* **Task directions**: Restate each entry exactly, without pictures.

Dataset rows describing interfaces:
================

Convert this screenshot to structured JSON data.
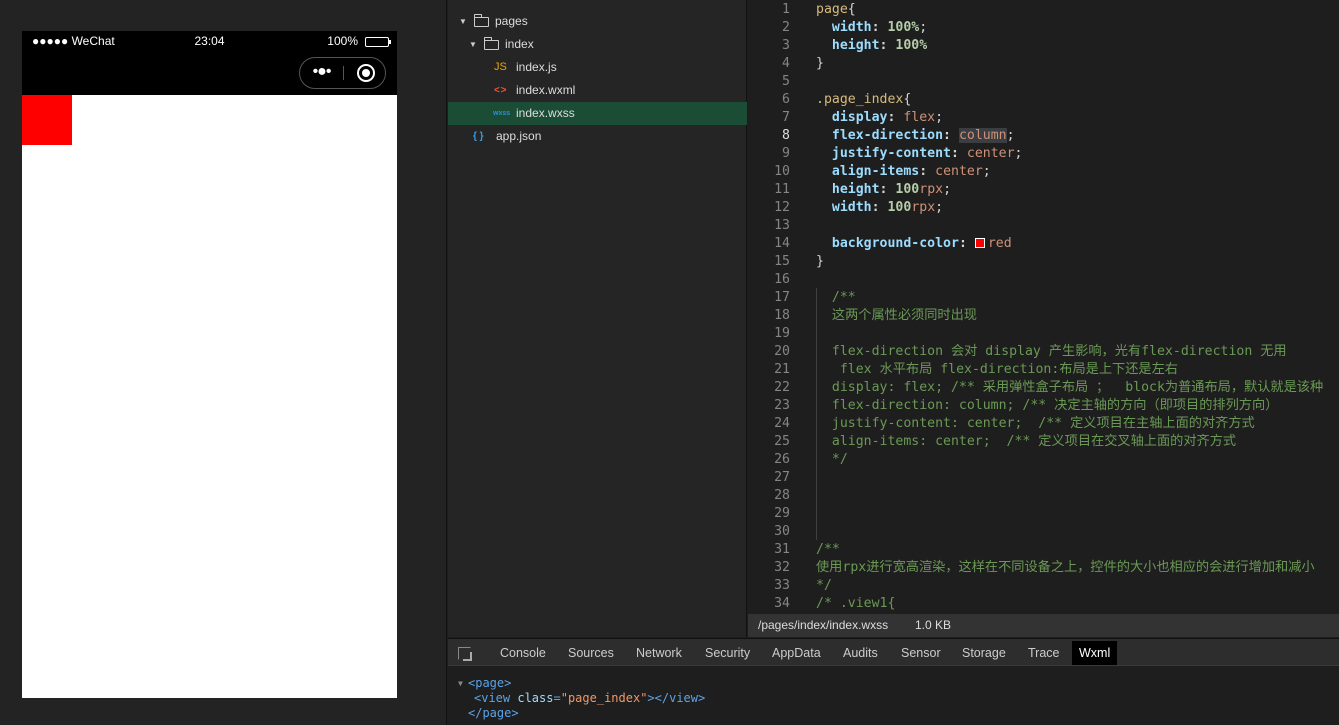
{
  "simulator": {
    "carrier": "●●●●● WeChat",
    "time": "23:04",
    "battery": "100%",
    "more_label": "•●•",
    "content_box_color": "#ff0000"
  },
  "file_tree": {
    "items": [
      {
        "label": "pages",
        "type": "folder",
        "expanded": true
      },
      {
        "label": "index",
        "type": "folder",
        "expanded": true
      },
      {
        "label": "index.js",
        "type": "js",
        "icon_text": "JS"
      },
      {
        "label": "index.wxml",
        "type": "wxml",
        "icon_text": "< >"
      },
      {
        "label": "index.wxss",
        "type": "wxss",
        "icon_text": "wxss",
        "selected": true
      },
      {
        "label": "app.json",
        "type": "json",
        "icon_text": "{ }"
      }
    ]
  },
  "editor": {
    "line_numbers": [
      "1",
      "2",
      "3",
      "4",
      "5",
      "6",
      "7",
      "8",
      "9",
      "10",
      "11",
      "12",
      "13",
      "14",
      "15",
      "16",
      "17",
      "18",
      "19",
      "20",
      "21",
      "22",
      "23",
      "24",
      "25",
      "26",
      "27",
      "28",
      "29",
      "30",
      "31",
      "32",
      "33",
      "34"
    ],
    "active_line": "8",
    "code": {
      "l1_sel": "page",
      "l1_brace": "{",
      "l2_prop": "width",
      "l2_val": "100%",
      "l3_prop": "height",
      "l3_val": "100%",
      "l4": "}",
      "l6_sel": ".page_index",
      "l6_brace": "{",
      "l7_prop": "display",
      "l7_val": "flex",
      "l8_prop": "flex-direction",
      "l8_val": "column",
      "l9_prop": "justify-content",
      "l9_val": "center",
      "l10_prop": "align-items",
      "l10_val": "center",
      "l11_prop": "height",
      "l11_num": "100",
      "l11_unit": "rpx",
      "l12_prop": "width",
      "l12_num": "100",
      "l12_unit": "rpx",
      "l14_prop": "background-color",
      "l14_val": "red",
      "l15": "}",
      "l17": "  /**",
      "l18": "  这两个属性必须同时出现",
      "l20": "  flex-direction 会对 display 产生影响，光有flex-direction 无用",
      "l21": "   flex 水平布局 flex-direction:布局是上下还是左右",
      "l22": "  display: flex; /** 采用弹性盒子布局 ；  block为普通布局，默认就是该种",
      "l23": "  flex-direction: column; /** 决定主轴的方向（即项目的排列方向）",
      "l24": "  justify-content: center;  /** 定义项目在主轴上面的对齐方式",
      "l25": "  align-items: center;  /** 定义项目在交叉轴上面的对齐方式",
      "l26": "  */",
      "l31": "/**",
      "l32": "使用rpx进行宽高渲染，这样在不同设备之上，控件的大小也相应的会进行增加和减小",
      "l33": "*/",
      "l34": "/* .view1{"
    }
  },
  "editor_status": {
    "path": "/pages/index/index.wxss",
    "size": "1.0 KB"
  },
  "devtools": {
    "tabs": [
      "Console",
      "Sources",
      "Network",
      "Security",
      "AppData",
      "Audits",
      "Sensor",
      "Storage",
      "Trace",
      "Wxml"
    ],
    "active_tab": "Wxml",
    "wxml": {
      "open_page": "<page>",
      "view_open": "<view",
      "attr_name": "class",
      "attr_eq": "=",
      "attr_value": "\"page_index\"",
      "view_close": "></view>",
      "close_page": "</page>"
    }
  },
  "colors": {
    "editor_bg": "#1e1e1e",
    "selected_file_bg": "#1b4d36",
    "selector": "#d7ba7d",
    "property": "#9cdcfe",
    "number": "#b5cea8",
    "value": "#ce9178",
    "comment": "#6a9955"
  }
}
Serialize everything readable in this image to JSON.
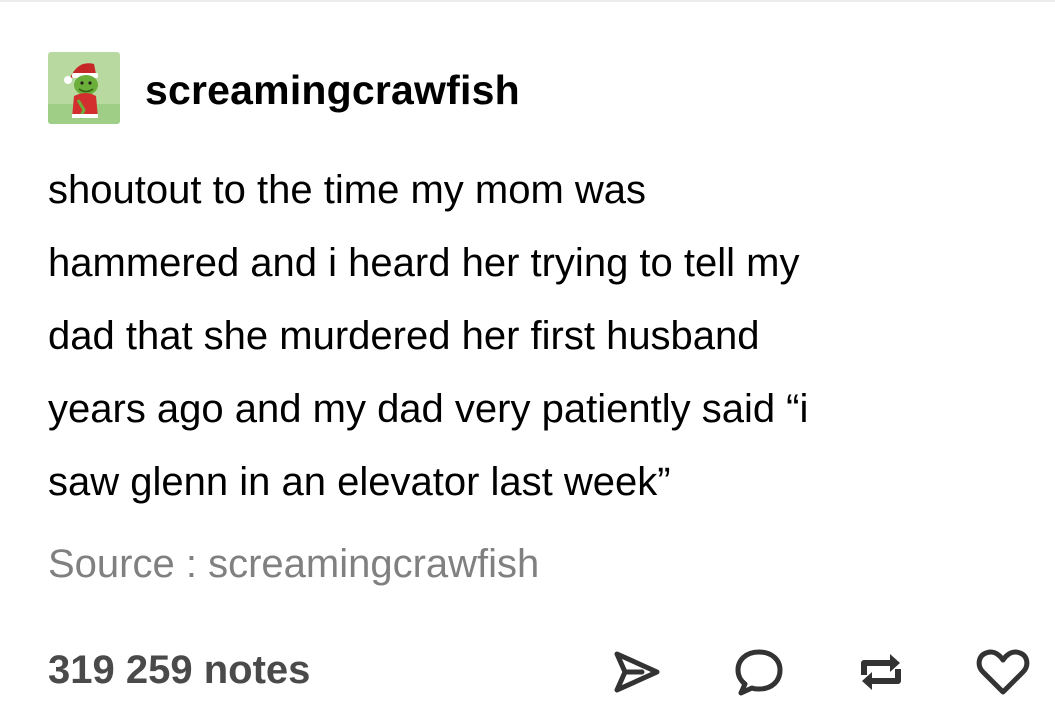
{
  "post": {
    "author": "screamingcrawfish",
    "avatar_icon": "grinch-avatar-icon",
    "body_lines": [
      "shoutout to the time my mom was",
      "hammered and i heard her trying to tell my",
      "dad that she murdered her first husband",
      "years ago and my dad very patiently said “i",
      "saw glenn in an elevator last week”"
    ],
    "source_label": "Source :",
    "source_name": "screamingcrawfish"
  },
  "footer": {
    "notes": "319 259 notes",
    "actions": [
      {
        "name": "share-icon"
      },
      {
        "name": "reply-icon"
      },
      {
        "name": "reblog-icon"
      },
      {
        "name": "like-icon"
      }
    ]
  },
  "colors": {
    "text": "#000000",
    "muted": "#808080",
    "notes": "#4a4a4a",
    "icon": "#333333",
    "avatar_bg": "#b8d9a0"
  }
}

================

* **Output of the task**:
Convert this screenshot to structured JSON data.
{
  "simulator": {
    "carrier": "●●●●● WeChat",
    "time": "23:04",
    "battery": "100%",
    "more_label": "•●•",
    "content_box_color": "#ff0000"
  },
  "file_tree": {
    "items": [
      {
        "label": "pages",
        "type": "folder",
        "expanded": true
      },
      {
        "label": "index",
        "type": "folder",
        "expanded": true
      },
      {
        "label": "index.js",
        "type": "js",
        "icon_text": "JS"
      },
      {
        "label": "index.wxml",
        "type": "wxml",
        "icon_text": "< >"
      },
      {
        "label": "index.wxss",
        "type": "wxss",
        "icon_text": "wxss",
        "selected": true
      },
      {
        "label": "app.json",
        "type": "json",
        "icon_text": "{ }"
      }
    ]
  },
  "editor": {
    "line_numbers": [
      "1",
      "2",
      "3",
      "4",
      "5",
      "6",
      "7",
      "8",
      "9",
      "10",
      "11",
      "12",
      "13",
      "14",
      "15",
      "16",
      "17",
      "18",
      "19",
      "20",
      "21",
      "22",
      "23",
      "24",
      "25",
      "26",
      "27",
      "28",
      "29",
      "30",
      "31",
      "32",
      "33",
      "34"
    ],
    "active_line": "8",
    "code": {
      "l1_sel": "page",
      "l1_brace": "{",
      "l2_prop": "width",
      "l2_val": "100%",
      "l3_prop": "height",
      "l3_val": "100%",
      "l4": "}",
      "l6_sel": ".page_index",
      "l6_brace": "{",
      "l7_prop": "display",
      "l7_val": "flex",
      "l8_prop": "flex-direction",
      "l8_val": "column",
      "l9_prop": "justify-content",
      "l9_val": "center",
      "l10_prop": "align-items",
      "l10_val": "center",
      "l11_prop": "height",
      "l11_num": "100",
      "l11_unit": "rpx",
      "l12_prop": "width",
      "l12_num": "100",
      "l12_unit": "rpx",
      "l14_prop": "background-color",
      "l14_val": "red",
      "l15": "}",
      "l17": "  /**",
      "l18": "  这两个属性必须同时出现",
      "l20": "  flex-direction 会对 display 产生影响，光有flex-direction 无用",
      "l21": "   flex 水平布局 flex-direction:布局是上下还是左右",
      "l22": "  display: flex; /** 采用弹性盒子布局 ；  block为普通布局，默认就是该种",
      "l23": "  flex-direction: column; /** 决定主轴的方向（即项目的排列方向）",
      "l24": "  justify-content: center;  /** 定义项目在主轴上面的对齐方式",
      "l25": "  align-items: center;  /** 定义项目在交叉轴上面的对齐方式",
      "l26": "  */",
      "l31": "/**",
      "l32": "使用rpx进行宽高渲染，这样在不同设备之上，控件的大小也相应的会进行增加和减小",
      "l33": "*/",
      "l34": "/* .view1{"
    }
  },
  "editor_status": {
    "path": "/pages/index/index.wxss",
    "size": "1.0 KB"
  },
  "devtools": {
    "tabs": [
      "Console",
      "Sources",
      "Network",
      "Security",
      "AppData",
      "Audits",
      "Sensor",
      "Storage",
      "Trace",
      "Wxml"
    ],
    "active_tab": "Wxml",
    "wxml": {
      "open_page": "<page>",
      "view_open": "<view",
      "attr_name": "class",
      "attr_eq": "=",
      "attr_value": "\"page_index\"",
      "view_close": "></view>",
      "close_page": "</page>"
    }
  },
  "colors": {
    "editor_bg": "#1e1e1e",
    "selected_file_bg": "#1b4d36",
    "selector": "#d7ba7d",
    "property": "#9cdcfe",
    "number": "#b5cea8",
    "value": "#ce9178",
    "comment": "#6a9955"
  }
}
Serialize everything readable in this image to JSON.
{
  "post": {
    "author": "screamingcrawfish",
    "avatar_icon": "grinch-avatar-icon",
    "body_lines": [
      "shoutout to the time my mom was",
      "hammered and i heard her trying to tell my",
      "dad that she murdered her first husband",
      "years ago and my dad very patiently said “i",
      "saw glenn in an elevator last week”"
    ],
    "source_label": "Source :",
    "source_name": "screamingcrawfish"
  },
  "footer": {
    "notes": "319 259 notes",
    "actions": [
      {
        "name": "share-icon"
      },
      {
        "name": "reply-icon"
      },
      {
        "name": "reblog-icon"
      },
      {
        "name": "like-icon"
      }
    ]
  },
  "colors": {
    "text": "#000000",
    "muted": "#808080",
    "notes": "#4a4a4a",
    "icon": "#333333",
    "avatar_bg": "#b8d9a0"
  }
}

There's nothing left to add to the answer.